It's coming to that time of year when high school seniors get back their acceptance letters from the colleges and universities they've applied to over the course of the past four-plus months. The anxieties of opening acceptance or rejection letters, there comes down to the choice of which college to attend. Despite the academic factors, social interactions have the capability to make or break someone's college experience; so when finding a school that meets to a students social needs is as important as academics.

Through this need of a social circle in a new chapter of a student's life, many students stick to the same social circles in high school. From planning out which one of you high school besties are going to be your roommate to picking out classes together, the future just seems more stable knowing you're not going into the dark, unknown abyss of college alone.

But I believe that it is through this adjustment to the unstable that our true personalities shine.

During the spring of my senior year, I decided to attend a small, liberal arts college on the prairie of west-central Minnesota. Whenever I'd bring up of the name of the college, nearly everyone responded, "where is that?" My college is not the most well known school in Minnesota but it was the perfect fit for me: a close community, phenomenal scholarship offers and an atmosphere that made me feel like home. Where people saw another small-town university, I saw my dream college. The only thing that I found was a concerning factor was the fact that I was the only one of my school, and friend group for that matter, that was attending this college. While I decided on a campus out of state, many of my friends either decided to go to a local state college or lay off school for a semester. My greatest fear of attending college was that I was going to be alone.

Often I would contemplate giving up my dream school to attend my state's college just so I wouldn't be so far away from my friends. But no matter where I looked, these state schools didn't compare to the fit that my dream schools had to me. I was at a crossroad. In the end, I decided to take a leap of faith and venture out into the next stage of my life on my own. And I can confidently say it was the best decision I could have made for myself.

Going to a "new-start" college allowed me to step out of my comfort zone. At times, it was hard experiencing life on my own without my strong network of friends by my side. But it re-enforced my self confidence through trying new things, meeting new people, finding my own interests and most importantly discovering who I was as a human being.
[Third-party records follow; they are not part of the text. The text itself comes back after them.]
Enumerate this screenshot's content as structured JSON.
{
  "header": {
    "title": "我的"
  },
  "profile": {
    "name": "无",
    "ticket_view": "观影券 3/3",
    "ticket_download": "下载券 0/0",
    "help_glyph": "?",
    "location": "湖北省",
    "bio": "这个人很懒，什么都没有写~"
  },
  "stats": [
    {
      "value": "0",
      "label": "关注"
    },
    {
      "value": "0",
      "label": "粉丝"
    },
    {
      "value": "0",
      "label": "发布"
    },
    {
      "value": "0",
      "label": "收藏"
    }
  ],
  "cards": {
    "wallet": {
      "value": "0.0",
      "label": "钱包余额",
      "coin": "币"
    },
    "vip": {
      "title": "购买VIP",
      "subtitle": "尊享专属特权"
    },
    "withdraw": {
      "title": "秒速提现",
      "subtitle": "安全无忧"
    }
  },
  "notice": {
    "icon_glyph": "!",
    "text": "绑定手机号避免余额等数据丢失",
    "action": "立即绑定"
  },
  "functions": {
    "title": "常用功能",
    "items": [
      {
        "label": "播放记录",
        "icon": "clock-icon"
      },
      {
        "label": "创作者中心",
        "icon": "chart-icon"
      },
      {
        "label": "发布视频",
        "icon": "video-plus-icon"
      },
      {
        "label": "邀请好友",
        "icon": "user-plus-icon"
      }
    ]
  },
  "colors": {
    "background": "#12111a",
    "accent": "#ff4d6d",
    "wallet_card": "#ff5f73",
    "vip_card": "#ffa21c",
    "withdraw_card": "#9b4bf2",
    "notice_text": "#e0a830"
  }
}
But I never lost contact with my closest friends. Although miles away, phone calls and texts became our lifeline. It reassured me that through the distance between us, we were still an important aspect of our relationships. Through this I became aware that I wasn't just afraid of being alone, but being forgotten. The years I have spent with my friends from elementary to high school I feared the thought of losing the people who I cared for most dearly. But it was through that friendship that I found the support to live my life to the fullest, even if that meant going to school hours away from them. My closest friends were my biggest supporters and through that they motivated me to seek out my fullest potential.

College is a beautiful time in life to venture out and explore the next stage of your life. At times, it's hard to move on from the love and security that your friends give you. But if they are your true friends, they will stay. They will continue to support you no matter where you go and believe in you and your dreams. At times it is important to remember that it's okay to let go. Your life isn't solely determined through the relationships you build, but the relationship and respect you have for yourself in order to grow and thrive.